In IE7 however, we re-implemented the SELECT element to make IE7 more standards-compliant. This new version does not use any Shell controls any more. In fact, it is implemented totally through the MSHTML framework, including styling, UI interaction, and rendering. Thus the SELECT element in IE7 is more of an HTML element than the former legacy control.


Form design is frustrating.

Form elements are up to the browser for final presentation unless you get into some tricky CSS and JS solutions and those are not necessarily cross-browser solutions. One particular problem I’ve experienced was with the nicetitles javascript that creates a nice popup box with the text of a title attribute on hover. I tried to use this on an insurance quote form to give the visitor better feedback on what was needed. IE6 would place the inputs on top of the popup window. I then tried moving the popup farther to the side to avoid this and that just looked hokey. So, I gave up on the idea. It would be interesting to test this now with IE7.

I’m also intrigued by the ability to use the title attribute on the select object. Normally, I would place the title on the label. However there may be times when the visual design requires hiding the label. Placing a title on the select would be a great way of letting people know the page may refresh or whatever action the select box leads to.

With rumors floating of an IE7 Beta2 developer release within a few weeks, we should begin looking for pages to test these new attributes on.

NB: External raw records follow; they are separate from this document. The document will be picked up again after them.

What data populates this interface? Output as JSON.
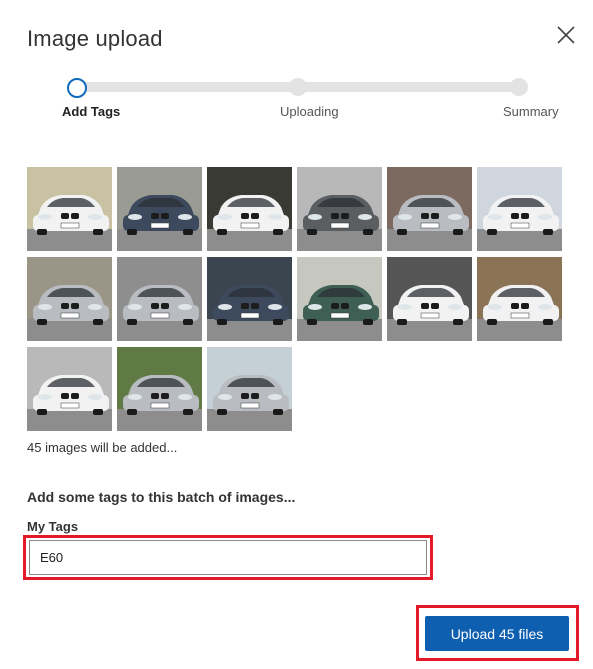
{
  "dialog": {
    "title": "Image upload",
    "close_icon": "close-icon"
  },
  "stepper": {
    "steps": [
      {
        "label": "Add Tags",
        "state": "active"
      },
      {
        "label": "Uploading",
        "state": "pending"
      },
      {
        "label": "Summary",
        "state": "pending"
      }
    ],
    "active_color": "#0f6cbd",
    "track_color": "#e3e3e3"
  },
  "thumbnails": {
    "shown_count": 15,
    "items": [
      {
        "car": "white sedan",
        "bg": "#c9c2a2"
      },
      {
        "car": "dark blue sedan",
        "bg": "#9a9c93"
      },
      {
        "car": "white sedan",
        "bg": "#3a3a34"
      },
      {
        "car": "dark grey sedan",
        "bg": "#b8b8b8"
      },
      {
        "car": "silver sedan",
        "bg": "#7c6a60"
      },
      {
        "car": "white sedan",
        "bg": "#cfd6dd"
      },
      {
        "car": "silver sedan",
        "bg": "#9a9586"
      },
      {
        "car": "silver sedan",
        "bg": "#8e8e8e"
      },
      {
        "car": "dark blue sedan",
        "bg": "#3a4550"
      },
      {
        "car": "dark green sedan",
        "bg": "#c6c8c0"
      },
      {
        "car": "white sedan",
        "bg": "#555555"
      },
      {
        "car": "white sedan",
        "bg": "#8b7355"
      },
      {
        "car": "white sedan",
        "bg": "#b9b9b9"
      },
      {
        "car": "silver sedan",
        "bg": "#5f7a45"
      },
      {
        "car": "silver sedan",
        "bg": "#c4cfd6"
      }
    ]
  },
  "status": {
    "count_text": "45 images will be added..."
  },
  "tags": {
    "heading": "Add some tags to this batch of images...",
    "label": "My Tags",
    "value": "E60"
  },
  "actions": {
    "upload_label": "Upload 45 files",
    "upload_color": "#0f5fb0"
  },
  "highlight_color": "#e3192a"
}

–This was originally published on

IE7 Beta 2 is out for developers to test

IE7 Beta 2 is now available for developers to begin testing. I’ve been suggesting on the web standards group mailing list that people need to begin looking beyond 2005 and start coding for IE7 and 2006. That doesn’t mean you design for IE7 and hack for Firefox. No, it means you can begin using more sophisticated CSS rules. Here’s a very brief summary of what I’ve seen with IE7 Beta 2 so far.

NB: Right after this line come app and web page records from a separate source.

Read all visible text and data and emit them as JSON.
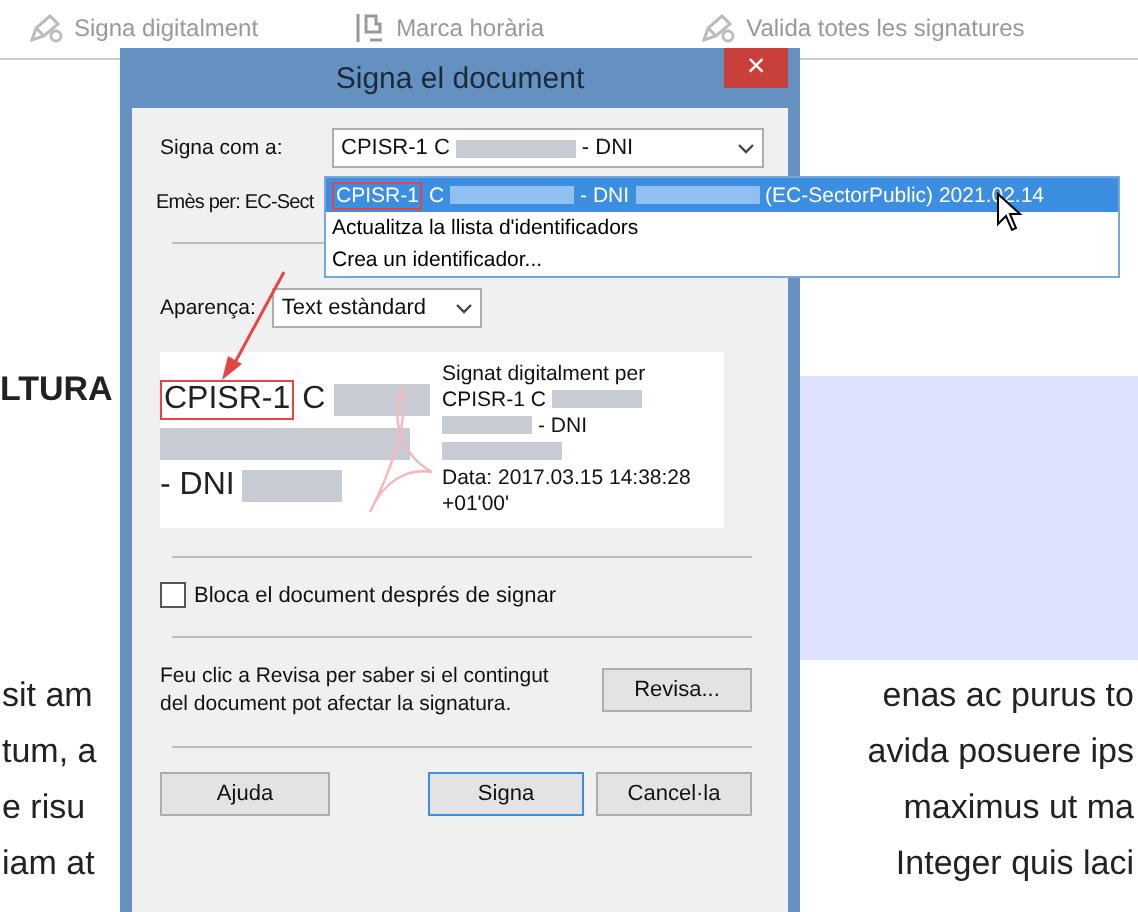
{
  "toolbar": {
    "items": [
      {
        "label": "Signa digitalment"
      },
      {
        "label": "Marca horària"
      },
      {
        "label": "Valida totes les signatures"
      }
    ]
  },
  "page": {
    "heading": "LTURA",
    "lines": [
      {
        "left": "sit am",
        "right": "enas ac purus to"
      },
      {
        "left": "tum, a",
        "right": "avida posuere ips"
      },
      {
        "left": "e risu",
        "right": "maximus ut ma"
      },
      {
        "left": "iam at",
        "right": "Integer quis laci"
      }
    ]
  },
  "dialog": {
    "title": "Signa el document",
    "close": "×",
    "sign_as": {
      "label": "Signa com a:",
      "parts": [
        {
          "kind": "text",
          "text": "CPISR-1 C"
        },
        {
          "kind": "redacted"
        },
        {
          "kind": "text",
          "text": "- DNI"
        }
      ]
    },
    "issuer": {
      "label": "Emès per: EC-Sect"
    },
    "dropdown": [
      {
        "selected": true,
        "parts": [
          {
            "kind": "highlight",
            "text": "CPISR-1"
          },
          {
            "kind": "text",
            "text": "C"
          },
          {
            "kind": "redacted"
          },
          {
            "kind": "text",
            "text": "- DNI"
          },
          {
            "kind": "redacted"
          },
          {
            "kind": "text",
            "text": "(EC-SectorPublic) 2021.02.14"
          }
        ]
      },
      {
        "selected": false,
        "parts": [
          {
            "kind": "text",
            "text": "Actualitza la llista d'identificadors"
          }
        ]
      },
      {
        "selected": false,
        "parts": [
          {
            "kind": "text",
            "text": "Crea un identificador..."
          }
        ]
      }
    ],
    "appearance": {
      "label": "Aparença:",
      "value": "Text estàndard"
    },
    "preview": {
      "left_lines": [
        [
          {
            "kind": "highlight",
            "text": "CPISR-1"
          },
          {
            "kind": "text",
            "text": "C"
          },
          {
            "kind": "redacted"
          }
        ],
        [
          {
            "kind": "redacted"
          }
        ],
        [
          {
            "kind": "text",
            "text": "- DNI"
          },
          {
            "kind": "redacted"
          }
        ]
      ],
      "right_lines": [
        [
          {
            "kind": "text",
            "text": "Signat digitalment per"
          }
        ],
        [
          {
            "kind": "text",
            "text": "CPISR-1 C"
          },
          {
            "kind": "redacted"
          }
        ],
        [
          {
            "kind": "redacted"
          },
          {
            "kind": "text",
            "text": "- DNI"
          }
        ],
        [
          {
            "kind": "redacted"
          }
        ],
        [
          {
            "kind": "text",
            "text": "Data: 2017.03.15 14:38:28"
          }
        ],
        [
          {
            "kind": "text",
            "text": "+01'00'"
          }
        ]
      ]
    },
    "lock": {
      "label": "Bloca el document després de signar",
      "checked": false
    },
    "review": {
      "text": "Feu clic a Revisa per saber si el contingut del document pot afectar la signatura.",
      "button": "Revisa..."
    },
    "buttons": [
      {
        "label": "Ajuda",
        "selected": false
      },
      {
        "label": "Signa",
        "selected": true
      },
      {
        "label": "Cancel·la",
        "selected": false
      }
    ]
  }
}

Rolling out IE7

Microsoft has an aggressive agenda to upgrade people from IE6 to IE7. By the end of Fall, we should see a significant percentage of our web site visitors using IE7 and by the end of the year, the majority of our traffic will be IE7. Those without IE7 are machines with illegal copies of XP, people with XP Service Pack 1, and those that don’t accept Microsoft service updates.

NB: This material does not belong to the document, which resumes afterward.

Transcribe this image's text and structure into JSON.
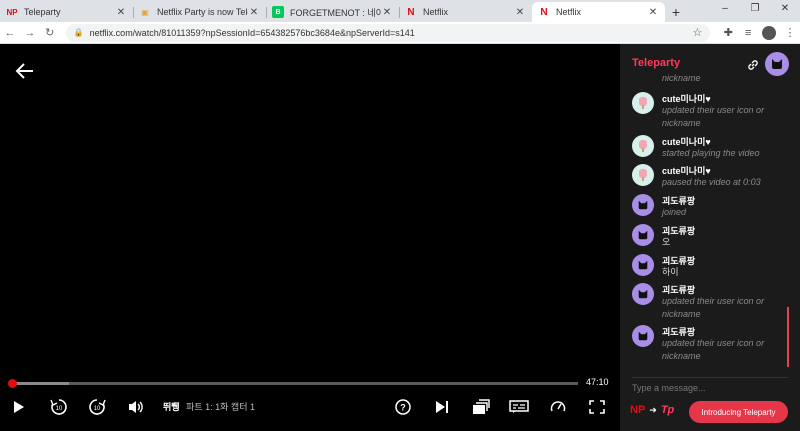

Use real CSS

If you are working on a site now, begin using real CSS.

  • Use child selectors, first-child, attribute selectors, etc.
  • Hover your list items and more. IE7 supports the hover pseudoclass on more than the link.
  • IE7 offers full support of alpha transparent PNG graphics, so begin using them as well.

Forget what you knew about “* HTML”, those hacks now belong in a style sheet that is introduced via a conditional comment. They are gone, kaput, zilch. Sure, they’ll still work on IE6, but you’re going to have one heck of a nightmare keeping track.

Test Sites

I am a big fan of All that malarkey (Andy Clarke). However, his site is full of special rules for IE6 and its a great testing ground to see what IE7 chokes on and what it does as good as Firefox, Opera, and Safari. If your site is fairly hack free, you probably won’t notice a difference going from Firefox to IE7 Beta 2. Start hunting around and finding the errors.

What is still broken on IE7

There are two major issues that I have with IE7.

  1. No generated content. You can’t use CSS to add checkmarks to visited links, clearing containers spans, etc.
  2. Double float margin still exists. This can be fixed by adding display:inline to your floated objects when this problem occurs.
  3. While I haven’t been able to nail down the specifics, there seems to be some bugginess with positioning absolute/relative.

I’m sure there will be much better analysis of this launch by PositionIsEverything, Quirksmode, and the IE7blog. I hope these scribbled notes help you move forward. IE7 is a good thing. It’s not perfect, but damn it sure is nice to ditch the son of suckerfish javascript, class=”firstitem”, haloed transparent gifs, et al.

I forgot to mention, IE7 replaces IE6 on your computer. You need to have an extra computer to continue testing your pages in IE6. If you only have one windows box, I’d suggest keeping IE6 on that and just program for Firefox, et al and placing your IE6 hacks in a conditional comment linked style sheet

— This was originally published on